* Task directions *
From top to bottom, write out the listing exactly and skip every picture.

== Segment start ==

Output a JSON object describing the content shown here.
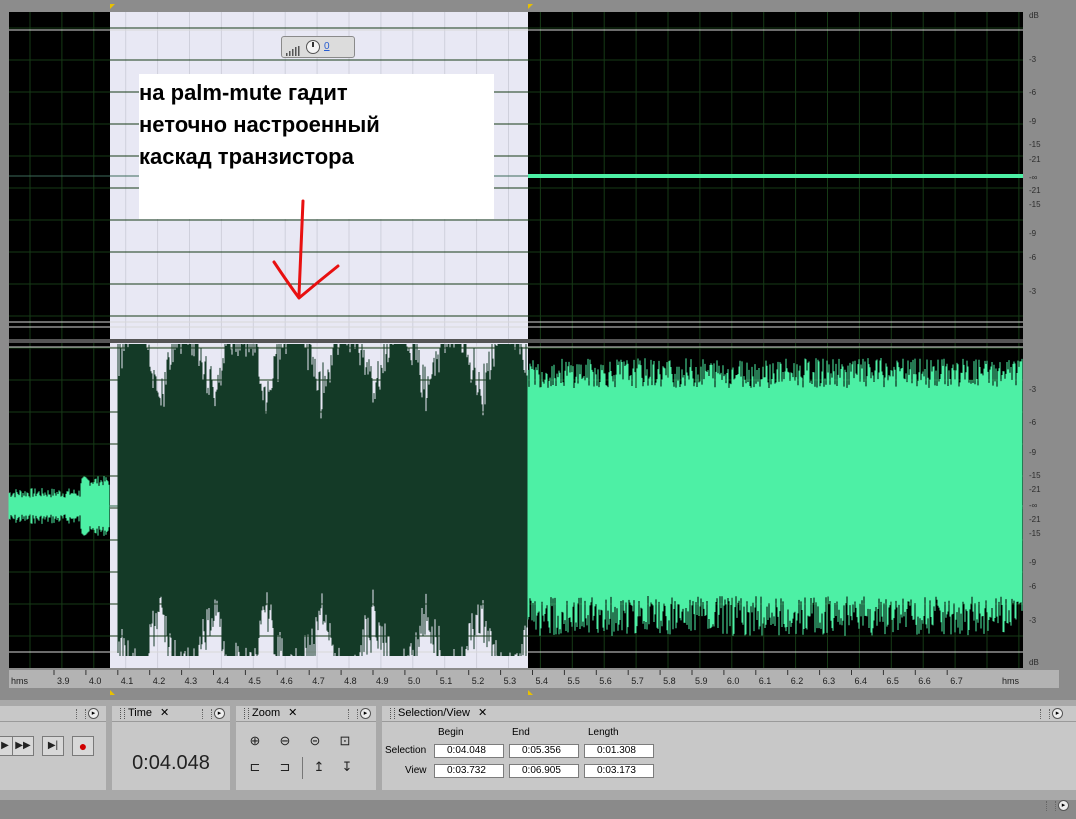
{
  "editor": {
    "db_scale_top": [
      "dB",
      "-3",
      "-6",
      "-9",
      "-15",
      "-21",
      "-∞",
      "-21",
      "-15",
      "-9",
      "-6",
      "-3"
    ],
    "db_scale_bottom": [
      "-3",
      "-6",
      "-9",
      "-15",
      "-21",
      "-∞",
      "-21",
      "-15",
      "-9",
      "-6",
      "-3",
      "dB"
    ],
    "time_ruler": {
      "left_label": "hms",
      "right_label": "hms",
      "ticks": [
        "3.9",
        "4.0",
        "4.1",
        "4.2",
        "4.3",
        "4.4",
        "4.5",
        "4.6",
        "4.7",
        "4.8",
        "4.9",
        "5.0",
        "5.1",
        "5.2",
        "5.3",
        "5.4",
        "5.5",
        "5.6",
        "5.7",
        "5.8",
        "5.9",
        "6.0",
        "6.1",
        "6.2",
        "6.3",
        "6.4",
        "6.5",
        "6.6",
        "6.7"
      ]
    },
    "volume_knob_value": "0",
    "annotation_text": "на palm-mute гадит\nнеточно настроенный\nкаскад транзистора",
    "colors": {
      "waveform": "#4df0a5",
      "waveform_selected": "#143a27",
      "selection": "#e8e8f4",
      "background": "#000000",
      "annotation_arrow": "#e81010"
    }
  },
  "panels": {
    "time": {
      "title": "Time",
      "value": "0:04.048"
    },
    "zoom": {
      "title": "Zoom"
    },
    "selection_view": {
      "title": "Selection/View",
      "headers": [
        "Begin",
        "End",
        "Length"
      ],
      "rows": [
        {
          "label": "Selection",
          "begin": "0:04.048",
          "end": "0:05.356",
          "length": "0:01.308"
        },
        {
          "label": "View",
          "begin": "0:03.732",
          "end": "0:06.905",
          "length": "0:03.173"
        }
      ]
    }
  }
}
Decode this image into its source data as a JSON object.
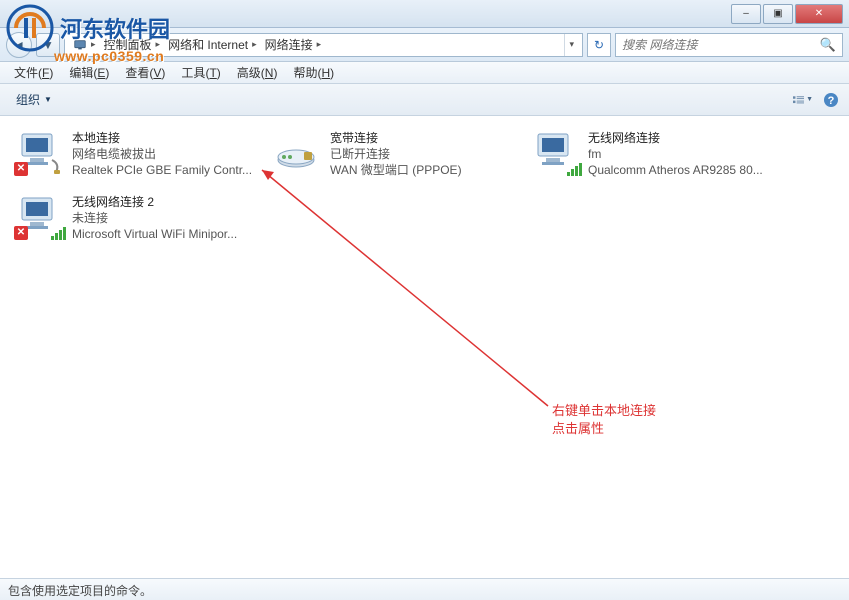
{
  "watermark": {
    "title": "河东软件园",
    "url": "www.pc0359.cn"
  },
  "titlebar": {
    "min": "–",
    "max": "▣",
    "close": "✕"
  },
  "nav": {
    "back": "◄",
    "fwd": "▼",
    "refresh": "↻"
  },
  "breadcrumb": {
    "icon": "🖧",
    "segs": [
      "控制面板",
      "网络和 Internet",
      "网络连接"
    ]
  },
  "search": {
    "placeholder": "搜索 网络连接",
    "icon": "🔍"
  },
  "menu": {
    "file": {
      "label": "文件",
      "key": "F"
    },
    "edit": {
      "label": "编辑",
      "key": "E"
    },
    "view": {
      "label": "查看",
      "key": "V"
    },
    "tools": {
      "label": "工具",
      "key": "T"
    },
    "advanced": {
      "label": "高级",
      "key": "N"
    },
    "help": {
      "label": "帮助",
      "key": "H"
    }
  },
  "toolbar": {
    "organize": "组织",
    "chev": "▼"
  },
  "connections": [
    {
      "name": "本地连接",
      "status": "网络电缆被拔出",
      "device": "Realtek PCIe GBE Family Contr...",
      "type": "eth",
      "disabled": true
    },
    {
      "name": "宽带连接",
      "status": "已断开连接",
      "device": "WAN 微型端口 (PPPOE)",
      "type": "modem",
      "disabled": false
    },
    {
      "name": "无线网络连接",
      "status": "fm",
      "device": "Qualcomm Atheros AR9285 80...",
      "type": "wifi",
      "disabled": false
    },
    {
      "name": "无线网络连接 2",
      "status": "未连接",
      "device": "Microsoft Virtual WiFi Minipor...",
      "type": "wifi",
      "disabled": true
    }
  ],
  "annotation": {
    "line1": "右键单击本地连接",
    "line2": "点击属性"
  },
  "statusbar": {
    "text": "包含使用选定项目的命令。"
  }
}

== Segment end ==

* Exercise answer *
Output a JSON object describing the content shown here.
{
  "editor": {
    "db_scale_top": [
      "dB",
      "-3",
      "-6",
      "-9",
      "-15",
      "-21",
      "-∞",
      "-21",
      "-15",
      "-9",
      "-6",
      "-3"
    ],
    "db_scale_bottom": [
      "-3",
      "-6",
      "-9",
      "-15",
      "-21",
      "-∞",
      "-21",
      "-15",
      "-9",
      "-6",
      "-3",
      "dB"
    ],
    "time_ruler": {
      "left_label": "hms",
      "right_label": "hms",
      "ticks": [
        "3.9",
        "4.0",
        "4.1",
        "4.2",
        "4.3",
        "4.4",
        "4.5",
        "4.6",
        "4.7",
        "4.8",
        "4.9",
        "5.0",
        "5.1",
        "5.2",
        "5.3",
        "5.4",
        "5.5",
        "5.6",
        "5.7",
        "5.8",
        "5.9",
        "6.0",
        "6.1",
        "6.2",
        "6.3",
        "6.4",
        "6.5",
        "6.6",
        "6.7"
      ]
    },
    "volume_knob_value": "0",
    "annotation_text": "на palm-mute гадит\nнеточно настроенный\nкаскад транзистора",
    "colors": {
      "waveform": "#4df0a5",
      "waveform_selected": "#143a27",
      "selection": "#e8e8f4",
      "background": "#000000",
      "annotation_arrow": "#e81010"
    }
  },
  "panels": {
    "time": {
      "title": "Time",
      "value": "0:04.048"
    },
    "zoom": {
      "title": "Zoom"
    },
    "selection_view": {
      "title": "Selection/View",
      "headers": [
        "Begin",
        "End",
        "Length"
      ],
      "rows": [
        {
          "label": "Selection",
          "begin": "0:04.048",
          "end": "0:05.356",
          "length": "0:01.308"
        },
        {
          "label": "View",
          "begin": "0:03.732",
          "end": "0:06.905",
          "length": "0:03.173"
        }
      ]
    }
  }
}
Decode this image into its source data as a JSON object.
{
  "watermark": {
    "title": "河东软件园",
    "url": "www.pc0359.cn"
  },
  "titlebar": {
    "min": "–",
    "max": "▣",
    "close": "✕"
  },
  "nav": {
    "back": "◄",
    "fwd": "▼",
    "refresh": "↻"
  },
  "breadcrumb": {
    "icon": "🖧",
    "segs": [
      "控制面板",
      "网络和 Internet",
      "网络连接"
    ]
  },
  "search": {
    "placeholder": "搜索 网络连接",
    "icon": "🔍"
  },
  "menu": {
    "file": {
      "label": "文件",
      "key": "F"
    },
    "edit": {
      "label": "编辑",
      "key": "E"
    },
    "view": {
      "label": "查看",
      "key": "V"
    },
    "tools": {
      "label": "工具",
      "key": "T"
    },
    "advanced": {
      "label": "高级",
      "key": "N"
    },
    "help": {
      "label": "帮助",
      "key": "H"
    }
  },
  "toolbar": {
    "organize": "组织",
    "chev": "▼"
  },
  "connections": [
    {
      "name": "本地连接",
      "status": "网络电缆被拔出",
      "device": "Realtek PCIe GBE Family Contr...",
      "type": "eth",
      "disabled": true
    },
    {
      "name": "宽带连接",
      "status": "已断开连接",
      "device": "WAN 微型端口 (PPPOE)",
      "type": "modem",
      "disabled": false
    },
    {
      "name": "无线网络连接",
      "status": "fm",
      "device": "Qualcomm Atheros AR9285 80...",
      "type": "wifi",
      "disabled": false
    },
    {
      "name": "无线网络连接 2",
      "status": "未连接",
      "device": "Microsoft Virtual WiFi Minipor...",
      "type": "wifi",
      "disabled": true
    }
  ],
  "annotation": {
    "line1": "右键单击本地连接",
    "line2": "点击属性"
  },
  "statusbar": {
    "text": "包含使用选定项目的命令。"
  }
}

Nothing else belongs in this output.